→ Exercise: Reproduce every record exactly as it appears, but not the pictures.

→ Data records for software interfaces:
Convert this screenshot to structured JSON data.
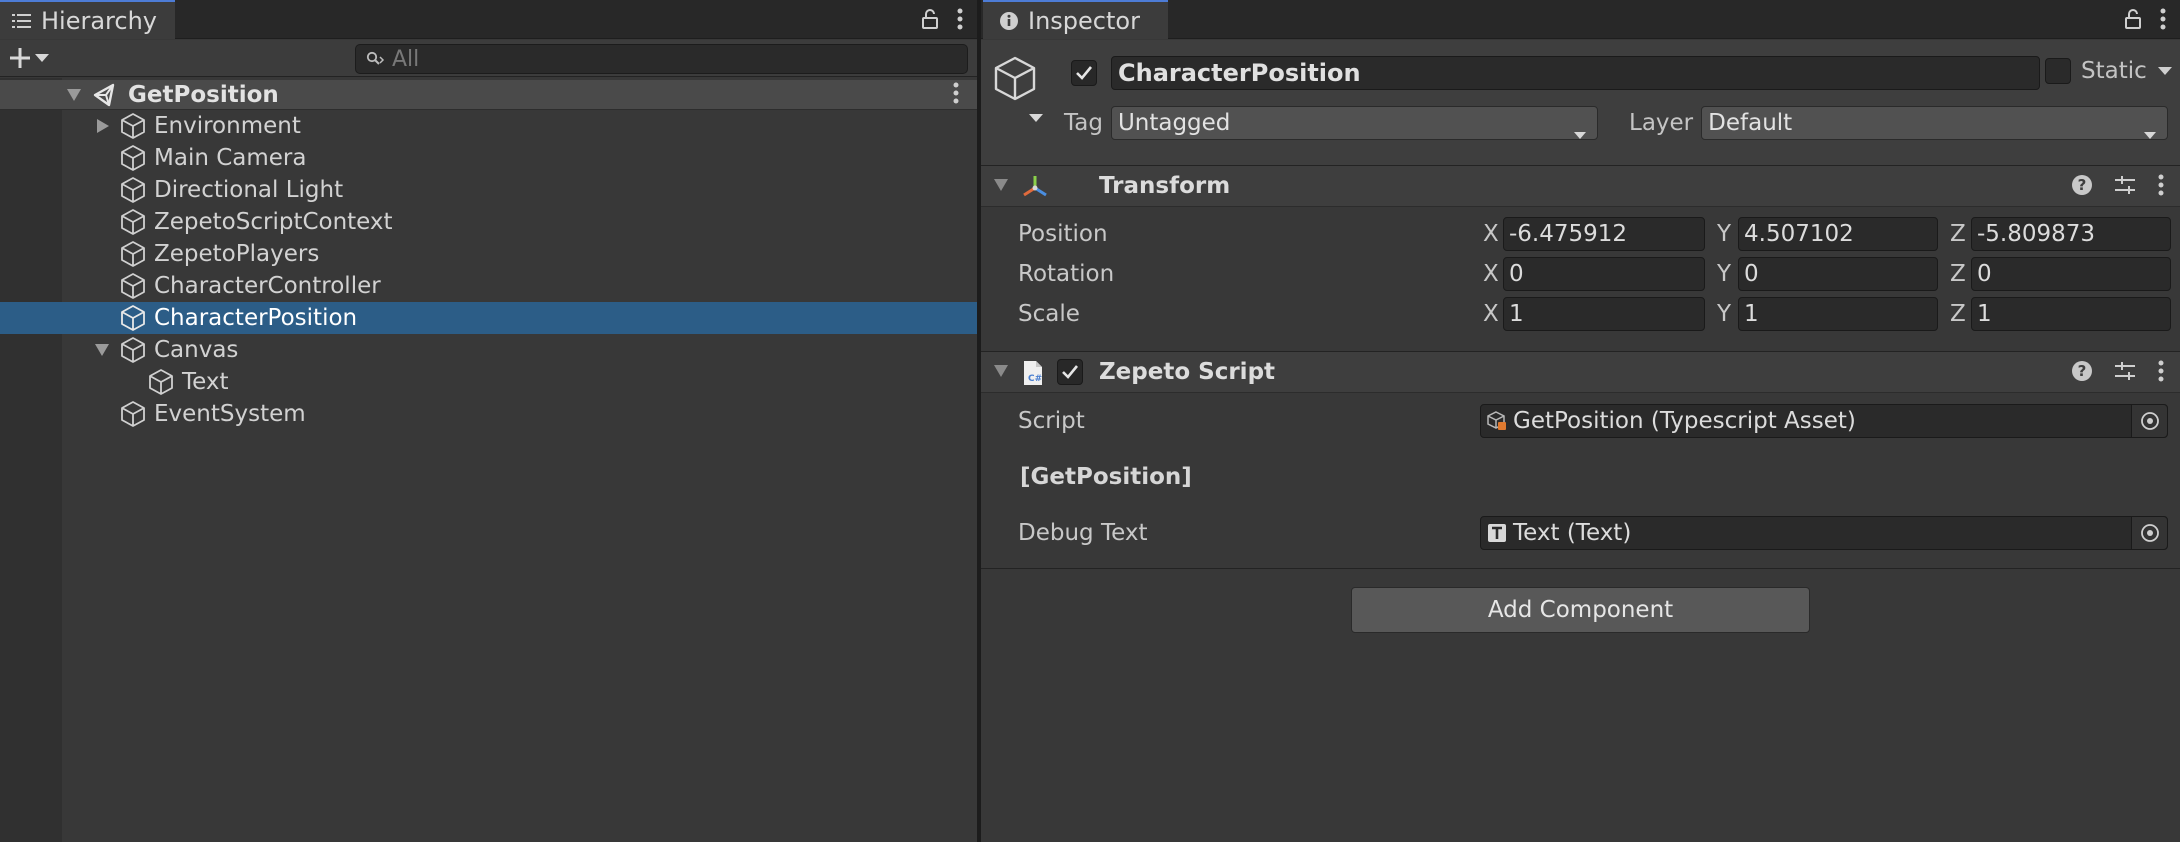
{
  "hierarchy": {
    "tab_label": "Hierarchy",
    "search": {
      "placeholder": "All",
      "value": ""
    },
    "scene": {
      "name": "GetPosition"
    },
    "items": [
      {
        "label": "Environment",
        "depth": 1,
        "expandable": true,
        "expanded": false,
        "selected": false
      },
      {
        "label": "Main Camera",
        "depth": 1,
        "expandable": false,
        "selected": false
      },
      {
        "label": "Directional Light",
        "depth": 1,
        "expandable": false,
        "selected": false
      },
      {
        "label": "ZepetoScriptContext",
        "depth": 1,
        "expandable": false,
        "selected": false
      },
      {
        "label": "ZepetoPlayers",
        "depth": 1,
        "expandable": false,
        "selected": false
      },
      {
        "label": "CharacterController",
        "depth": 1,
        "expandable": false,
        "selected": false
      },
      {
        "label": "CharacterPosition",
        "depth": 1,
        "expandable": false,
        "selected": true
      },
      {
        "label": "Canvas",
        "depth": 1,
        "expandable": true,
        "expanded": true,
        "selected": false
      },
      {
        "label": "Text",
        "depth": 2,
        "expandable": false,
        "selected": false
      },
      {
        "label": "EventSystem",
        "depth": 1,
        "expandable": false,
        "selected": false
      }
    ]
  },
  "inspector": {
    "tab_label": "Inspector",
    "object": {
      "active": true,
      "name": "CharacterPosition",
      "static_label": "Static",
      "static": false,
      "tag_label": "Tag",
      "tag_value": "Untagged",
      "layer_label": "Layer",
      "layer_value": "Default"
    },
    "transform": {
      "title": "Transform",
      "rows": [
        {
          "label": "Position",
          "x": "-6.475912",
          "y": "4.507102",
          "z": "-5.809873"
        },
        {
          "label": "Rotation",
          "x": "0",
          "y": "0",
          "z": "0"
        },
        {
          "label": "Scale",
          "x": "1",
          "y": "1",
          "z": "1"
        }
      ],
      "axis_x": "X",
      "axis_y": "Y",
      "axis_z": "Z"
    },
    "zepeto_script": {
      "title": "Zepeto Script",
      "enabled": true,
      "script_label": "Script",
      "script_value": "GetPosition (Typescript Asset)",
      "section_label": "[GetPosition]",
      "debug_label": "Debug Text",
      "debug_value": "Text (Text)"
    },
    "add_component_label": "Add Component"
  },
  "colors": {
    "panel_bg": "#383838",
    "selection": "#2c5d87",
    "tab_accent": "#4d7cd6"
  }
}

→ Output below:
Convert this screenshot to structured JSON data.
{
  "hierarchy": {
    "tab_label": "Hierarchy",
    "search": {
      "placeholder": "All",
      "value": ""
    },
    "scene": {
      "name": "GetPosition"
    },
    "items": [
      {
        "label": "Environment",
        "depth": 1,
        "expandable": true,
        "expanded": false,
        "selected": false
      },
      {
        "label": "Main Camera",
        "depth": 1,
        "expandable": false,
        "selected": false
      },
      {
        "label": "Directional Light",
        "depth": 1,
        "expandable": false,
        "selected": false
      },
      {
        "label": "ZepetoScriptContext",
        "depth": 1,
        "expandable": false,
        "selected": false
      },
      {
        "label": "ZepetoPlayers",
        "depth": 1,
        "expandable": false,
        "selected": false
      },
      {
        "label": "CharacterController",
        "depth": 1,
        "expandable": false,
        "selected": false
      },
      {
        "label": "CharacterPosition",
        "depth": 1,
        "expandable": false,
        "selected": true
      },
      {
        "label": "Canvas",
        "depth": 1,
        "expandable": true,
        "expanded": true,
        "selected": false
      },
      {
        "label": "Text",
        "depth": 2,
        "expandable": false,
        "selected": false
      },
      {
        "label": "EventSystem",
        "depth": 1,
        "expandable": false,
        "selected": false
      }
    ]
  },
  "inspector": {
    "tab_label": "Inspector",
    "object": {
      "active": true,
      "name": "CharacterPosition",
      "static_label": "Static",
      "static": false,
      "tag_label": "Tag",
      "tag_value": "Untagged",
      "layer_label": "Layer",
      "layer_value": "Default"
    },
    "transform": {
      "title": "Transform",
      "rows": [
        {
          "label": "Position",
          "x": "-6.475912",
          "y": "4.507102",
          "z": "-5.809873"
        },
        {
          "label": "Rotation",
          "x": "0",
          "y": "0",
          "z": "0"
        },
        {
          "label": "Scale",
          "x": "1",
          "y": "1",
          "z": "1"
        }
      ],
      "axis_x": "X",
      "axis_y": "Y",
      "axis_z": "Z"
    },
    "zepeto_script": {
      "title": "Zepeto Script",
      "enabled": true,
      "script_label": "Script",
      "script_value": "GetPosition (Typescript Asset)",
      "section_label": "[GetPosition]",
      "debug_label": "Debug Text",
      "debug_value": "Text (Text)"
    },
    "add_component_label": "Add Component"
  },
  "colors": {
    "panel_bg": "#383838",
    "selection": "#2c5d87",
    "tab_accent": "#4d7cd6"
  }
}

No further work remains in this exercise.